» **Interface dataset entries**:
-- Opening Marker --
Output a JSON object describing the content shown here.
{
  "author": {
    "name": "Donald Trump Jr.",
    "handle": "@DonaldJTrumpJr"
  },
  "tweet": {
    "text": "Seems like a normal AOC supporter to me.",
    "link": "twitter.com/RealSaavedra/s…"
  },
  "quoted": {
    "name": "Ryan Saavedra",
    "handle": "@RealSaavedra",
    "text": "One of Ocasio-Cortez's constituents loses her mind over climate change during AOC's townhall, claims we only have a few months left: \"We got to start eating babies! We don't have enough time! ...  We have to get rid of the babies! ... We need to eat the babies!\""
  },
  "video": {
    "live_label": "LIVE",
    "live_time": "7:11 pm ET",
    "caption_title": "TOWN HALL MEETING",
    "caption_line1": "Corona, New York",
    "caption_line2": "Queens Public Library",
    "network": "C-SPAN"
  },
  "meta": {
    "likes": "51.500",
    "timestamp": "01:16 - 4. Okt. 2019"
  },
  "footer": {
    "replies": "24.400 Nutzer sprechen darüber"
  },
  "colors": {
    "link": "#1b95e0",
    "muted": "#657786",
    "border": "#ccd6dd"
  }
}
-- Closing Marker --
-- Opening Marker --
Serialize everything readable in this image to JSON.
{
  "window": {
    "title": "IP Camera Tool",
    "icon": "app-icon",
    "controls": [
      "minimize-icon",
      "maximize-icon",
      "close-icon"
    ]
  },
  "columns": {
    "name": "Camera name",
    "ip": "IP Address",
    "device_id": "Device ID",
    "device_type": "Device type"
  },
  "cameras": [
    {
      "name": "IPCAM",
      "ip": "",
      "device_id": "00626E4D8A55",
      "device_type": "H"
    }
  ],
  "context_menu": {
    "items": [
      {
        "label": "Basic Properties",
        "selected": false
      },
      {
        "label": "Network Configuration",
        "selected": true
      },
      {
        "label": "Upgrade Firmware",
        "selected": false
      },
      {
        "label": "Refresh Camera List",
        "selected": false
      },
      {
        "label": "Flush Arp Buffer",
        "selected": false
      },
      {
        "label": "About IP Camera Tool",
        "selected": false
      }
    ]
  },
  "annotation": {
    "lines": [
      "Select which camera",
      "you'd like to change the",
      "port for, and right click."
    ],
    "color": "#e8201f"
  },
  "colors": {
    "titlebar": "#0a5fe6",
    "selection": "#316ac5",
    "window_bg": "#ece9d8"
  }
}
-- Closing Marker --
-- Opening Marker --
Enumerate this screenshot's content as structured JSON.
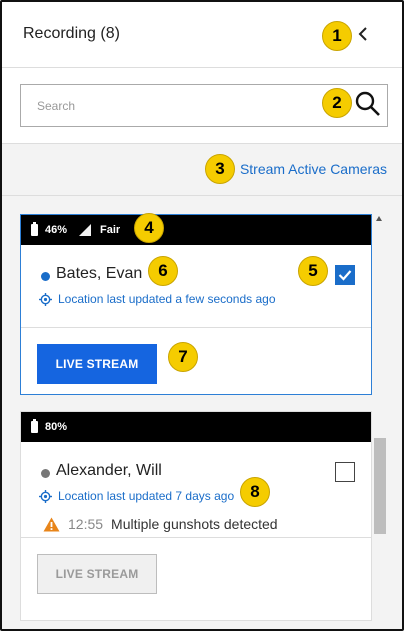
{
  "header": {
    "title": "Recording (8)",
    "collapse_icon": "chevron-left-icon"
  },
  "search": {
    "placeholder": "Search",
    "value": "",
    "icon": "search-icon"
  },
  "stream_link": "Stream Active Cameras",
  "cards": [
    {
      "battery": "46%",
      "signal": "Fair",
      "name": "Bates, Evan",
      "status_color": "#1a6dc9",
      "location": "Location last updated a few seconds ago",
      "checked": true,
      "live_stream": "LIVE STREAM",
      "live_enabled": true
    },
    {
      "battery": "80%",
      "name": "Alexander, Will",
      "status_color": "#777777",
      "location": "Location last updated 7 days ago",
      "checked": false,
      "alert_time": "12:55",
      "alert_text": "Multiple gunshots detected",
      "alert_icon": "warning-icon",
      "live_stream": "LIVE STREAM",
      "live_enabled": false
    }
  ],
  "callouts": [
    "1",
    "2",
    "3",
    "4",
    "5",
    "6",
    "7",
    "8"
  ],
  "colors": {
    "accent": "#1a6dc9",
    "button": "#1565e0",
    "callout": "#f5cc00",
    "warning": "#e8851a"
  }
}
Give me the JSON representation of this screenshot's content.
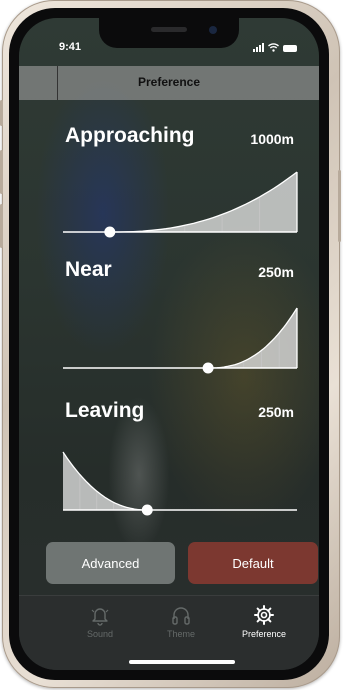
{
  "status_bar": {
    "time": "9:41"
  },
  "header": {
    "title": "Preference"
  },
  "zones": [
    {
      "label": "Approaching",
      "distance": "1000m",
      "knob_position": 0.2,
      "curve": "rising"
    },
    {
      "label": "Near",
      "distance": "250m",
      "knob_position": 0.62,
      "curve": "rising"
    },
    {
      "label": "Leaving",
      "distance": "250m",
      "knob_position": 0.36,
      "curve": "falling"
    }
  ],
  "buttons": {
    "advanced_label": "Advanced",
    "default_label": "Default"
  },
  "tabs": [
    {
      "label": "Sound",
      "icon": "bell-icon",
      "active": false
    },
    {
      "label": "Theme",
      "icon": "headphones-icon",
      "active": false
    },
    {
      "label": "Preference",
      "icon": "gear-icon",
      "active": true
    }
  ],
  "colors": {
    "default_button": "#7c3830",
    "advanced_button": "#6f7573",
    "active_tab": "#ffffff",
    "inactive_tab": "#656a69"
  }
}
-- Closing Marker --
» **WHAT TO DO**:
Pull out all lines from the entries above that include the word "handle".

» **OUTPUT BELOW**:
    "handle": "@DonaldJTrumpJr"
    "handle": "@RealSaavedra",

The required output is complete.